Presidential candidate Secretary Hillary Clinton has a dilemma when it comes to taking a position on the Trans-Pacific Partnership. On one hand, the Democratic base is passionately opposed to the deal, and on the other hand her key campaign funders, i.e., Wall Street and other corporate multimillionaires and billionaires, want this international, corporate coup des lois passed in Congress. She will need both to win the nomination and the general election. The question is, who will she lie to?
Washington Post editorial writer, Stephen Stromberg, lambasted Clinton for her cowardice on the topic. “I’ve been very clear on this,” Clinton initially replied when asked about her position on this rigged, regulatory regime and added, “I have said I want to judge the final agreement. I have been for trade agreements. I have been against trade agreements.” That’s clear as mud. This waffling merits Stromberg’s criticism of her “cowardice.”
Certainly, she has the security clearance to go the the trade representative’s office and read the most recent draft of the TPP. For Americans, who support democratic self-government and oppose mafia-like “justice,” this is not complicated. The TPP will undermine American sovereignty along a wide range of regulatory matters and expand the corporate-state dispute settlement system that transcends our national system of justice. She cannot be undecided about what the informed public already knows about this proposed international, regulatory regime as a consequence of the four chapters (Intellectual Property, ISDS, Regulatory Coherence and Environment) published by Wikileaks and Citizens Trade.
She could take a lesson from the Obama campaign and lie to the American voters. In 2008 Obama promised to “renegotiate NAFTA” and threatened to pull the United States out of the regional “trade” agreement if Canada and Mexico did not cave to his demands. That, of course, turned out to be complete bulls**t. Stromberg explained in his column: “Sophisticated observers at the time assumed that Obama and Clinton weren’t being honest about their intentions…These assumptions were all but confirmed when word came that Austan Goolsbee, at the time a top Obama economic adviser, assured the Canadian government that Obama’s anti-trade positioning was more about politics than an indication of what he would do in the White House. The Obama campaign aggressively denied the claims, but a leaked Canadian government memo subsequently indicated something like that nevertheless happened.”

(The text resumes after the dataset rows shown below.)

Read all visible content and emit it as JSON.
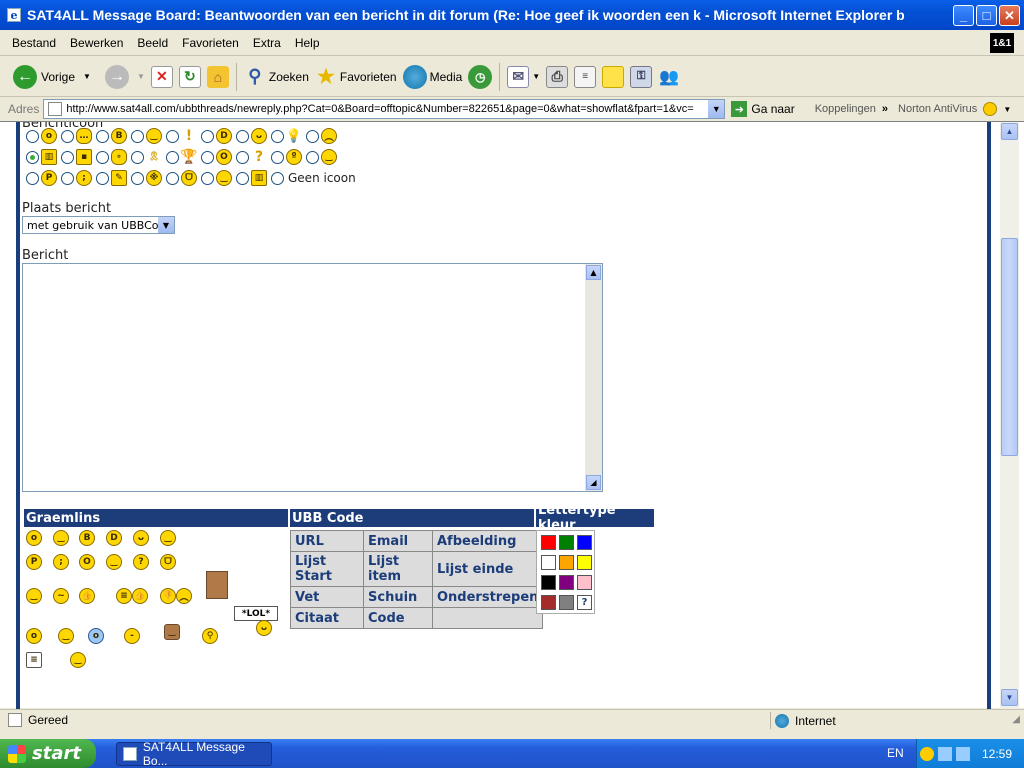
{
  "window": {
    "title": "SAT4ALL Message Board: Beantwoorden van een bericht in dit forum (Re: Hoe geef ik woorden een k - Microsoft Internet Explorer b"
  },
  "menu": [
    "Bestand",
    "Bewerken",
    "Beeld",
    "Favorieten",
    "Extra",
    "Help"
  ],
  "brand_logo": "1&1",
  "toolbar": {
    "back": "Vorige",
    "search": "Zoeken",
    "favorites": "Favorieten",
    "media": "Media"
  },
  "address": {
    "label": "Adres",
    "url": "http://www.sat4all.com/ubbthreads/newreply.php?Cat=0&Board=offtopic&Number=822651&page=0&what=showflat&fpart=1&vc=",
    "go": "Ga naar",
    "links": "Koppelingen",
    "antivirus": "Norton AntiVirus"
  },
  "form": {
    "icons_label_cut": "Berichticoon",
    "geen_icoon": "Geen icoon",
    "plaats_label": "Plaats bericht",
    "plaats_value": "met gebruik van UBBCode",
    "bericht_label": "Bericht"
  },
  "panels": {
    "graemlins": "Graemlins",
    "ubb": "UBB Code",
    "kleur": "Lettertype kleur",
    "lol": "*LOL*",
    "ubb_rows": [
      [
        "URL",
        "Email",
        "Afbeelding"
      ],
      [
        "Lijst Start",
        "Lijst item",
        "Lijst einde"
      ],
      [
        "Vet",
        "Schuin",
        "Onderstrepen"
      ],
      [
        "Citaat",
        "Code",
        ""
      ]
    ],
    "colors": [
      "#ff0000",
      "#008000",
      "#0000ff",
      "#ffffff",
      "#ffa500",
      "#ffff00",
      "#000000",
      "#800080",
      "#ffc0cb",
      "#a52a2a",
      "#808080",
      "?"
    ]
  },
  "status": {
    "text": "Gereed",
    "zone": "Internet"
  },
  "taskbar": {
    "start": "start",
    "item": "SAT4ALL Message Bo...",
    "lang": "EN",
    "time": "12:59"
  }
}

This time, Hillary Clinton will have to be more careful. If she is caught lying to voters, it could cost her the Democratic nomination. Any assurances to her wealthy campaign funders would have to be kept off the record and whispered to trusted supporters in closed rooms with all possible recording devices like cell phones removed from participants. Somehow, Secretary Clinton will have to deceive the voting public. It worked for Senator Obama; count on dishonesty from Hillary Clinton in the weeks and months ahead on the subject of “free trade.” Even that phrase is dishonest when applied to the TPP. The final questions, then, are: will she get caught in her necessary lie, and will enough cynical voters care enough to matter if she does get caught lying?
Obama’s supporters didn’t care he was deceiving them in 2008. Most people are not that interested in trade issues, so the money here is on Secretary Clinton eventually coming out in opposition to the TPP while secretly supporting it. Deception worked for Obama in 2008. In all likelihood, it will work well enough for Clinton in 2016 to secure the nomination of her party.
At least when Senator Sanders states his opposition to the TPP, it’s clear he’s being honest about it.
Update, 6/16/2015: CNN has reported that Hillary Clinton has spoken in favor of the Trans-Pacific Partnership 45 times before she ran for president this year. In Iowa Sunday, Secretary Clinton said, “the President should listen to and work with his allies in Congress, starting with (House Minority Leader) Nancy Pelosi, who have expressed their concerns about the impact that a weak agreement would have on our workers, to make sure we get the best, strongest deal possible. And if we don’t get it, there should be no deal.”
Update, 6/20/2015: See Salon’s “Hillary’s lame “stand” on TPP: Good things are good, and bad things are bad!”